In mid-November 2014, the brewing team made a beery pilgrimage to Brussels visit Brasserie Cantillon and discover how they brew their wonderful beers.
We set off on a Friday afternoon and arrived in Brussels later that night, we wasted no time making our presence known in the incredibly popular Delerium bar. With an astounding selection of bottled beer on offer from all over the world, we were absolutely spoiled for choice.
Bright and early Saturday morning, the team (noticeably down a few men!) set off to the world famous Brasserie Cantillon. As brewers we are always on the lookout for new ideas and techniques, but the methods utilised by Cantillon and a handful of other breweries in Belgium couldn’t be further from the way we work at Rye River and on the face of it you would never believe how incredible the results can be.
Cantillon produces what are known as Lambic beers. These beers hark back to the days when yeast was an unknown entity and fermentation a mystical occurrence. Rather than fermenting their beers as we do, by adding a carefully chosen strain of yeast under super sanitary conditions, Lambic brewers simply let whatever’s floating around in the air ferment their beer, which is how all beer was once made. The wort produced by the brewers is left to cool over night in a large shallow vessel known as a coolship which is located in the rafters of the brewery. The distinctive roof features slots that open to the outside world inviting airbourne micro-organisms in to take up residence and turn the sugary liquid into beer!
Once cooled overnight, fermentation of Lambic beer takes place in oak casks and can last up to two years, after which time it is often re-fermented in the bottle to produce a style of beer known as gueuze. The long fermentation has two distinct phases. A primary phase, which lasts around 3 months, during which most of the alcohol is produced, followed by a long secondary phase, when lactic acid is produced. These distinct phases are the result of the successive development of mixed microbial populations, initially several types of bacteria, as well as yeasts (including normal brewer’s yeast), followed in the secondary phase by two very important micro-organisms, Pediococcus bacteria and Brettanomyces yeasts. Often times fruit is added to the oak barrels, usually cherries or raspberries, to produce Kriek and Framboise beers respectively, which are wonderfully refreshing and great for toasting a special occasion. Naturally, given the way the beer is produced, each barrel of lambic is different and part of the skill of the lambic brewer is blending the beers to the house style – not unlike Champagne. Only the very best casks are left unblended.
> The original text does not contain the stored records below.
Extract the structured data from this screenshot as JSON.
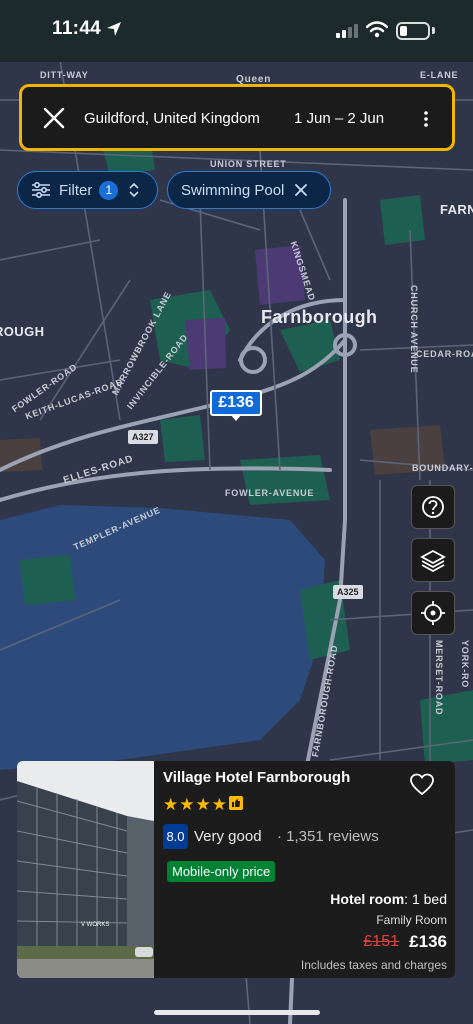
{
  "status_bar": {
    "time": "11:44",
    "icons": [
      "location-arrow-icon",
      "signal-icon",
      "wifi-icon",
      "battery-icon"
    ]
  },
  "search": {
    "destination": "Guildford, United Kingdom",
    "dates": "1 Jun  –  2 Jun",
    "accent_color": "#f5b400"
  },
  "chips": {
    "filter_label": "Filter",
    "filter_count": "1",
    "pool_label": "Swimming Pool"
  },
  "map": {
    "town": "Farnborough",
    "town_left": "ROUGH",
    "town_right": "FARNE",
    "labels": {
      "ditt_way": "DITT-WAY",
      "queen": "Queen",
      "lane": "E-LANE",
      "union_street": "UNION STREET",
      "kingsmead": "KINGSMEAD",
      "church_ave": "CHURCH AVENUE",
      "cedar_road": "CEDAR-ROAD",
      "marrowbrook_lane": "MARROWBROOK LANE",
      "invincible_road": "INVINCIBLE-ROAD",
      "fowler_road": "FOWLER-ROAD",
      "keith_lucas_road": "KEITH-LUCAS-ROAD",
      "elles_road": "ELLES-ROAD",
      "fowler_avenue": "FOWLER-AVENUE",
      "templer_avenue": "TEMPLER-AVENUE",
      "boundary_road": "BOUNDARY-RO",
      "farnborough_road": "FARNBOROUGH-ROAD",
      "somerset_road": "MERSET-ROAD",
      "york_road": "YORK-RO",
      "a327": "A327",
      "a325": "A325"
    },
    "price_pin": "£136",
    "buttons": [
      "help-icon",
      "layers-icon",
      "locate-icon"
    ]
  },
  "hotel": {
    "name": "Village Hotel Farnborough",
    "stars": "★★★★",
    "score": "8.0",
    "score_word": "Very good",
    "reviews": "· 1,351 reviews",
    "badge": "Mobile-only price",
    "room_bold": "Hotel room",
    "room_rest": ": 1 bed",
    "room_sub": "Family Room",
    "price_old": "£151",
    "price_new": "£136",
    "taxes": "Includes taxes and charges",
    "photo_sign": "V WORKS"
  }
}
We wandered around the brewery for ages, in awe of the ancient equipment and the spider webs at every turn. Lambic brewer’s will not touch the dust and webs for fear of disturbing the delicate balance of micro-organisms that exist within the brewery and that help produce their wonderful beers.
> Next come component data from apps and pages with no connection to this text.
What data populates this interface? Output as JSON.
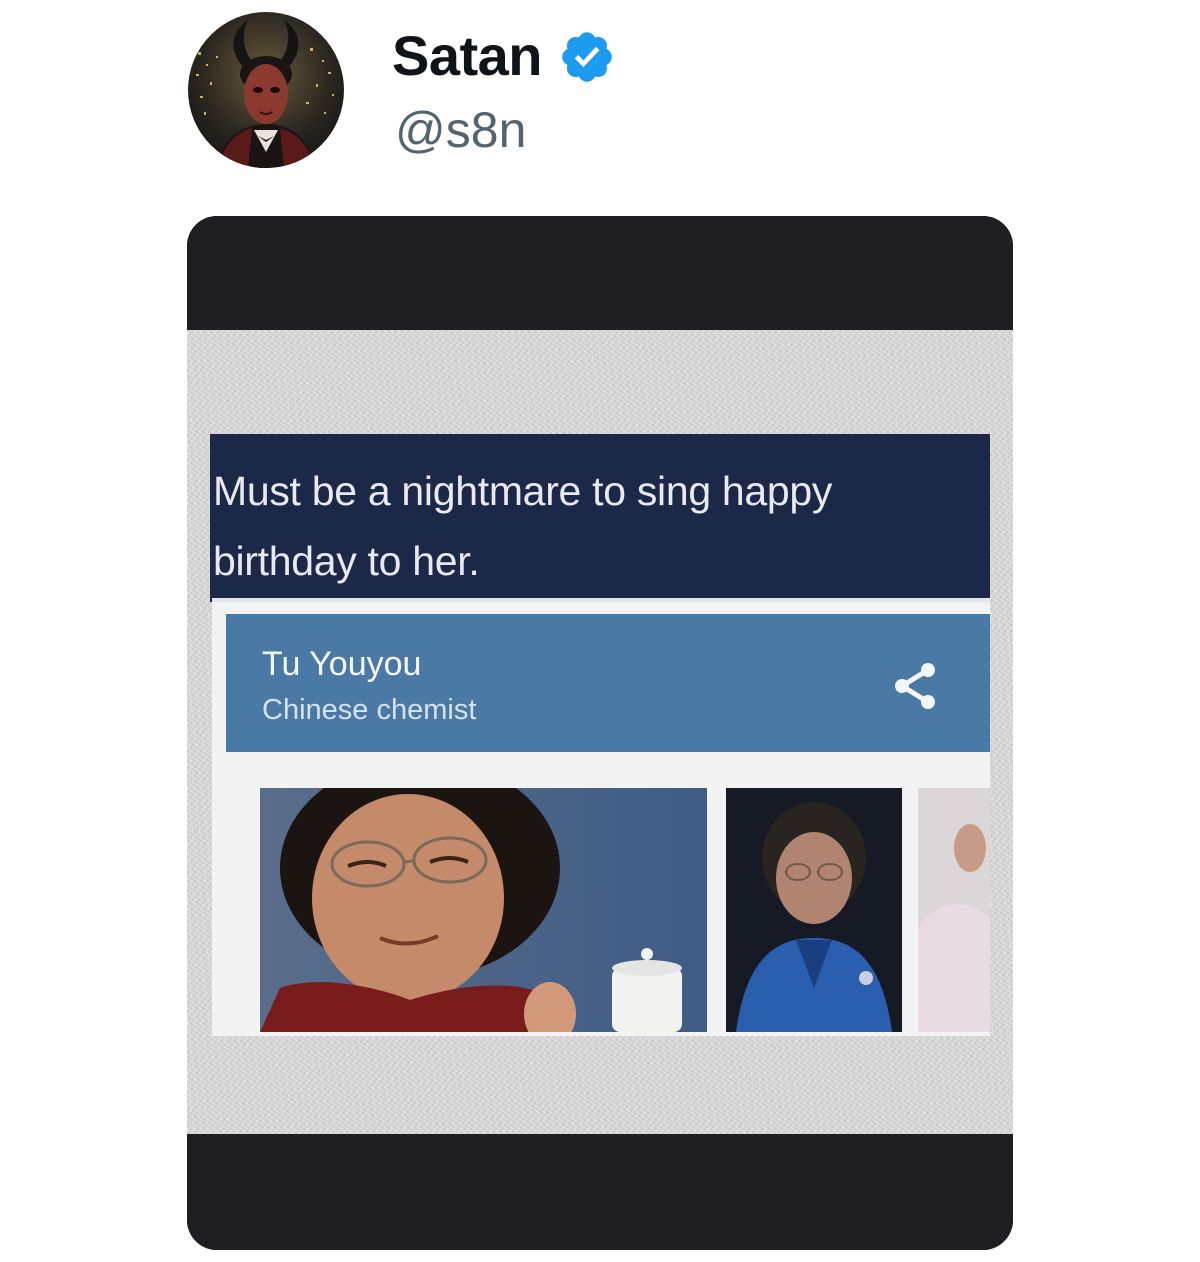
{
  "post": {
    "author": {
      "display_name": "Satan",
      "handle": "@s8n",
      "verified": true,
      "verified_color": "#1d9bf0"
    },
    "media": {
      "inner_post_text": "Must be a nightmare to sing happy birthday to her.",
      "knowledge_card": {
        "name": "Tu Youyou",
        "description": "Chinese chemist",
        "header_color": "#4b79a6",
        "share_icon": "share-icon"
      }
    }
  }
}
Lambic beers have a sour character and often pungent, funky aroma and can at first be a shock to the senses, but given the chance they are incredibly enjoyable and complex beers to be savoured. We ended our trip to the brewery by tasting a selection of Cantillon beers, including a framboise called Rosé de Gambrinus. No joke, it smelt like a wet dog, but just like how stinky cheese can taste so good, it was a real treat to drink!